What is needed = Below are some records. Set each one down exactly as it reads.

Data provided =
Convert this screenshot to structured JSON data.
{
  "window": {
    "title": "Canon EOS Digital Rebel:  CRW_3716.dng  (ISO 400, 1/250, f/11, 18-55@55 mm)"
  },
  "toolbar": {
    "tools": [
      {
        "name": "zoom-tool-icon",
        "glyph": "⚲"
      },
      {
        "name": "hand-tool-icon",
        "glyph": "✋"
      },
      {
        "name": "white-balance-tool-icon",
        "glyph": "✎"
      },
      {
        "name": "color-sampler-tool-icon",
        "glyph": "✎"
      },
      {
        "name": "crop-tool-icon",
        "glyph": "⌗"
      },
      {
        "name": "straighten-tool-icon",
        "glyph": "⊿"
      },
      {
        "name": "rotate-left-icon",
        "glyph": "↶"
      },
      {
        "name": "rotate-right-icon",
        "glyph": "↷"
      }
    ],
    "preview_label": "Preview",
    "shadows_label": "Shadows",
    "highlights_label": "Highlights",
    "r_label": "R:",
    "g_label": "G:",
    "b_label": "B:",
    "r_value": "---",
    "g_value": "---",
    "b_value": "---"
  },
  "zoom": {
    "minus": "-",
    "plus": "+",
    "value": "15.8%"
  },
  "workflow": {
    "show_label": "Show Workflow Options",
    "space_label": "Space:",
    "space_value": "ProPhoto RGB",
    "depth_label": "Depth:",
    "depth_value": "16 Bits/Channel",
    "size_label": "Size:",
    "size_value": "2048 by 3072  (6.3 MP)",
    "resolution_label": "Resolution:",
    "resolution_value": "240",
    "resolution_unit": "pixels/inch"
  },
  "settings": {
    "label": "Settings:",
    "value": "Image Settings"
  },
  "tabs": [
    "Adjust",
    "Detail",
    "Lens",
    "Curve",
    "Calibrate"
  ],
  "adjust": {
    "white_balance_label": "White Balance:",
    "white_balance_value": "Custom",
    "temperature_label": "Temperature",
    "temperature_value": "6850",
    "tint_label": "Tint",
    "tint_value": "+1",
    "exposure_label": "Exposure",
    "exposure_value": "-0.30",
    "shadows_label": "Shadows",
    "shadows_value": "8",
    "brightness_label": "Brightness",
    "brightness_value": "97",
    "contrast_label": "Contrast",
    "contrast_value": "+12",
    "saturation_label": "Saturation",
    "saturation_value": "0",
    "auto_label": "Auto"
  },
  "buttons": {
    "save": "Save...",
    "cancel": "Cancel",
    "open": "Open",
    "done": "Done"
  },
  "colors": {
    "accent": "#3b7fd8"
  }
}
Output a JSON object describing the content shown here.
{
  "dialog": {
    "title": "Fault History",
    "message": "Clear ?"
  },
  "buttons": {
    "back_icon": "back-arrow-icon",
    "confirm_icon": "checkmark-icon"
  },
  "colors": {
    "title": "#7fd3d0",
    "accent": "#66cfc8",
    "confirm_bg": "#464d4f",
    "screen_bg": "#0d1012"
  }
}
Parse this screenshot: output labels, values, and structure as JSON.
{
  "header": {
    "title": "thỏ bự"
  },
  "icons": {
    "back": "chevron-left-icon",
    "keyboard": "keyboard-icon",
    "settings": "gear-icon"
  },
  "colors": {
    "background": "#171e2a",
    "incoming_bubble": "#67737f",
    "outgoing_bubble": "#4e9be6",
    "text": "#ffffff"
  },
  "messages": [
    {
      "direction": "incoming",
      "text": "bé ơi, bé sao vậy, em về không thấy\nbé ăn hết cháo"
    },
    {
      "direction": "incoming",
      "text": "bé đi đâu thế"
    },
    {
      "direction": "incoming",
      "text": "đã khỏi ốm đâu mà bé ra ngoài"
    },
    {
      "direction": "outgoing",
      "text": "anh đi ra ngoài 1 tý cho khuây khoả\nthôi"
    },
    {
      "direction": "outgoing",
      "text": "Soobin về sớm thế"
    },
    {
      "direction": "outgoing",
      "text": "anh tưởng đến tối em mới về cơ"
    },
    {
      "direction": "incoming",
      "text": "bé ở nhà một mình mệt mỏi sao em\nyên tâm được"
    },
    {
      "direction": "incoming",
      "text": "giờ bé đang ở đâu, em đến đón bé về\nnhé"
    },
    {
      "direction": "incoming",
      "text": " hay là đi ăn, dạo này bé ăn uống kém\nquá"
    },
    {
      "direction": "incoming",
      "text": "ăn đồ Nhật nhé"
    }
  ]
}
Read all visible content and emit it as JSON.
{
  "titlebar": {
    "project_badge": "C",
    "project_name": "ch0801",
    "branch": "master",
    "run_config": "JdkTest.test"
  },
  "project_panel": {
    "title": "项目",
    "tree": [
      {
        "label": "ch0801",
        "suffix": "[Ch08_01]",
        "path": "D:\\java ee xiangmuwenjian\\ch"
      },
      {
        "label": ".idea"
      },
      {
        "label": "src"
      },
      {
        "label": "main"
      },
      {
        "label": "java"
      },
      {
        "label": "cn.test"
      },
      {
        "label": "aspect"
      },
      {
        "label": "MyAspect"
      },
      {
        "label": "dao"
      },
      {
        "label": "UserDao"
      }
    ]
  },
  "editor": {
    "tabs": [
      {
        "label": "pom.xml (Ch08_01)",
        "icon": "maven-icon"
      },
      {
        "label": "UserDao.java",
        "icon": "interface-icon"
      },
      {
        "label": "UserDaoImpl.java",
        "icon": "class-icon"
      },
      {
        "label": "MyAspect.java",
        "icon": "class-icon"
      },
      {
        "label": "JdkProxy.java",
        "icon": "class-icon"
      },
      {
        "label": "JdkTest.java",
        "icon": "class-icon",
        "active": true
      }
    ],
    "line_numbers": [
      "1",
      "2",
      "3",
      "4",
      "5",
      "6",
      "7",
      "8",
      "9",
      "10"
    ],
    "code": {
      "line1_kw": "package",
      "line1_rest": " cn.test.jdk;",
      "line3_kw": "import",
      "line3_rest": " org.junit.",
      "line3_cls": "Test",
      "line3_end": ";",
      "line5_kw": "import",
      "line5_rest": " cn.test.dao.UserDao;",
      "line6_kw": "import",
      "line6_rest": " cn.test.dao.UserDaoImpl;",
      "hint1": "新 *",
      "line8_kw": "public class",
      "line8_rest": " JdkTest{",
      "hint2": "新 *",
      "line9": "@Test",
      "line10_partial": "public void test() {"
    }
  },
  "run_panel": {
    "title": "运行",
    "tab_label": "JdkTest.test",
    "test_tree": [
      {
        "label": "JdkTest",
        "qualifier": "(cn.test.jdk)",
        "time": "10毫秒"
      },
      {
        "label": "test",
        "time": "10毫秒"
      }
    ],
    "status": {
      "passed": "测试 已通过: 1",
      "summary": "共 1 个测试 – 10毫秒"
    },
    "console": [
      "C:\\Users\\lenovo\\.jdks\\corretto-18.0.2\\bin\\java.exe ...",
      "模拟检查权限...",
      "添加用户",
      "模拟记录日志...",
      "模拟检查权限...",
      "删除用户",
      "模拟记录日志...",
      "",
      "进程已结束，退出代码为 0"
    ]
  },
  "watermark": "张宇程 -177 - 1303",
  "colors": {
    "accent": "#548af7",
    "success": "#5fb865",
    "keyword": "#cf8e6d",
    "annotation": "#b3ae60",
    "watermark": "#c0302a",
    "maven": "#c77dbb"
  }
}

Response for this exercise =
Convert this screenshot to structured JSON data.
{
  "window": {
    "title": "Canon EOS Digital Rebel:  CRW_3716.dng  (ISO 400, 1/250, f/11, 18-55@55 mm)"
  },
  "toolbar": {
    "tools": [
      {
        "name": "zoom-tool-icon",
        "glyph": "⚲"
      },
      {
        "name": "hand-tool-icon",
        "glyph": "✋"
      },
      {
        "name": "white-balance-tool-icon",
        "glyph": "✎"
      },
      {
        "name": "color-sampler-tool-icon",
        "glyph": "✎"
      },
      {
        "name": "crop-tool-icon",
        "glyph": "⌗"
      },
      {
        "name": "straighten-tool-icon",
        "glyph": "⊿"
      },
      {
        "name": "rotate-left-icon",
        "glyph": "↶"
      },
      {
        "name": "rotate-right-icon",
        "glyph": "↷"
      }
    ],
    "preview_label": "Preview",
    "shadows_label": "Shadows",
    "highlights_label": "Highlights",
    "r_label": "R:",
    "g_label": "G:",
    "b_label": "B:",
    "r_value": "---",
    "g_value": "---",
    "b_value": "---"
  },
  "zoom": {
    "minus": "-",
    "plus": "+",
    "value": "15.8%"
  },
  "workflow": {
    "show_label": "Show Workflow Options",
    "space_label": "Space:",
    "space_value": "ProPhoto RGB",
    "depth_label": "Depth:",
    "depth_value": "16 Bits/Channel",
    "size_label": "Size:",
    "size_value": "2048 by 3072  (6.3 MP)",
    "resolution_label": "Resolution:",
    "resolution_value": "240",
    "resolution_unit": "pixels/inch"
  },
  "settings": {
    "label": "Settings:",
    "value": "Image Settings"
  },
  "tabs": [
    "Adjust",
    "Detail",
    "Lens",
    "Curve",
    "Calibrate"
  ],
  "adjust": {
    "white_balance_label": "White Balance:",
    "white_balance_value": "Custom",
    "temperature_label": "Temperature",
    "temperature_value": "6850",
    "tint_label": "Tint",
    "tint_value": "+1",
    "exposure_label": "Exposure",
    "exposure_value": "-0.30",
    "shadows_label": "Shadows",
    "shadows_value": "8",
    "brightness_label": "Brightness",
    "brightness_value": "97",
    "contrast_label": "Contrast",
    "contrast_value": "+12",
    "saturation_label": "Saturation",
    "saturation_value": "0",
    "auto_label": "Auto"
  },
  "buttons": {
    "save": "Save...",
    "cancel": "Cancel",
    "open": "Open",
    "done": "Done"
  },
  "colors": {
    "accent": "#3b7fd8"
  }
}
Output a JSON object describing the content shown here.
{
  "dialog": {
    "title": "Fault History",
    "message": "Clear ?"
  },
  "buttons": {
    "back_icon": "back-arrow-icon",
    "confirm_icon": "checkmark-icon"
  },
  "colors": {
    "title": "#7fd3d0",
    "accent": "#66cfc8",
    "confirm_bg": "#464d4f",
    "screen_bg": "#0d1012"
  }
}
Parse this screenshot: output labels, values, and structure as JSON.
{
  "header": {
    "title": "thỏ bự"
  },
  "icons": {
    "back": "chevron-left-icon",
    "keyboard": "keyboard-icon",
    "settings": "gear-icon"
  },
  "colors": {
    "background": "#171e2a",
    "incoming_bubble": "#67737f",
    "outgoing_bubble": "#4e9be6",
    "text": "#ffffff"
  },
  "messages": [
    {
      "direction": "incoming",
      "text": "bé ơi, bé sao vậy, em về không thấy\nbé ăn hết cháo"
    },
    {
      "direction": "incoming",
      "text": "bé đi đâu thế"
    },
    {
      "direction": "incoming",
      "text": "đã khỏi ốm đâu mà bé ra ngoài"
    },
    {
      "direction": "outgoing",
      "text": "anh đi ra ngoài 1 tý cho khuây khoả\nthôi"
    },
    {
      "direction": "outgoing",
      "text": "Soobin về sớm thế"
    },
    {
      "direction": "outgoing",
      "text": "anh tưởng đến tối em mới về cơ"
    },
    {
      "direction": "incoming",
      "text": "bé ở nhà một mình mệt mỏi sao em\nyên tâm được"
    },
    {
      "direction": "incoming",
      "text": "giờ bé đang ở đâu, em đến đón bé về\nnhé"
    },
    {
      "direction": "incoming",
      "text": " hay là đi ăn, dạo này bé ăn uống kém\nquá"
    },
    {
      "direction": "incoming",
      "text": "ăn đồ Nhật nhé"
    }
  ]
}
Read all visible content and emit it as JSON.
{
  "titlebar": {
    "project_badge": "C",
    "project_name": "ch0801",
    "branch": "master",
    "run_config": "JdkTest.test"
  },
  "project_panel": {
    "title": "项目",
    "tree": [
      {
        "label": "ch0801",
        "suffix": "[Ch08_01]",
        "path": "D:\\java ee xiangmuwenjian\\ch"
      },
      {
        "label": ".idea"
      },
      {
        "label": "src"
      },
      {
        "label": "main"
      },
      {
        "label": "java"
      },
      {
        "label": "cn.test"
      },
      {
        "label": "aspect"
      },
      {
        "label": "MyAspect"
      },
      {
        "label": "dao"
      },
      {
        "label": "UserDao"
      }
    ]
  },
  "editor": {
    "tabs": [
      {
        "label": "pom.xml (Ch08_01)",
        "icon": "maven-icon"
      },
      {
        "label": "UserDao.java",
        "icon": "interface-icon"
      },
      {
        "label": "UserDaoImpl.java",
        "icon": "class-icon"
      },
      {
        "label": "MyAspect.java",
        "icon": "class-icon"
      },
      {
        "label": "JdkProxy.java",
        "icon": "class-icon"
      },
      {
        "label": "JdkTest.java",
        "icon": "class-icon",
        "active": true
      }
    ],
    "line_numbers": [
      "1",
      "2",
      "3",
      "4",
      "5",
      "6",
      "7",
      "8",
      "9",
      "10"
    ],
    "code": {
      "line1_kw": "package",
      "line1_rest": " cn.test.jdk;",
      "line3_kw": "import",
      "line3_rest": " org.junit.",
      "line3_cls": "Test",
      "line3_end": ";",
      "line5_kw": "import",
      "line5_rest": " cn.test.dao.UserDao;",
      "line6_kw": "import",
      "line6_rest": " cn.test.dao.UserDaoImpl;",
      "hint1": "新 *",
      "line8_kw": "public class",
      "line8_rest": " JdkTest{",
      "hint2": "新 *",
      "line9": "@Test",
      "line10_partial": "public void test() {"
    }
  },
  "run_panel": {
    "title": "运行",
    "tab_label": "JdkTest.test",
    "test_tree": [
      {
        "label": "JdkTest",
        "qualifier": "(cn.test.jdk)",
        "time": "10毫秒"
      },
      {
        "label": "test",
        "time": "10毫秒"
      }
    ],
    "status": {
      "passed": "测试 已通过: 1",
      "summary": "共 1 个测试 – 10毫秒"
    },
    "console": [
      "C:\\Users\\lenovo\\.jdks\\corretto-18.0.2\\bin\\java.exe ...",
      "模拟检查权限...",
      "添加用户",
      "模拟记录日志...",
      "模拟检查权限...",
      "删除用户",
      "模拟记录日志...",
      "",
      "进程已结束，退出代码为 0"
    ]
  },
  "watermark": "张宇程 -177 - 1303",
  "colors": {
    "accent": "#548af7",
    "success": "#5fb865",
    "keyword": "#cf8e6d",
    "annotation": "#b3ae60",
    "watermark": "#c0302a",
    "maven": "#c77dbb"
  }
}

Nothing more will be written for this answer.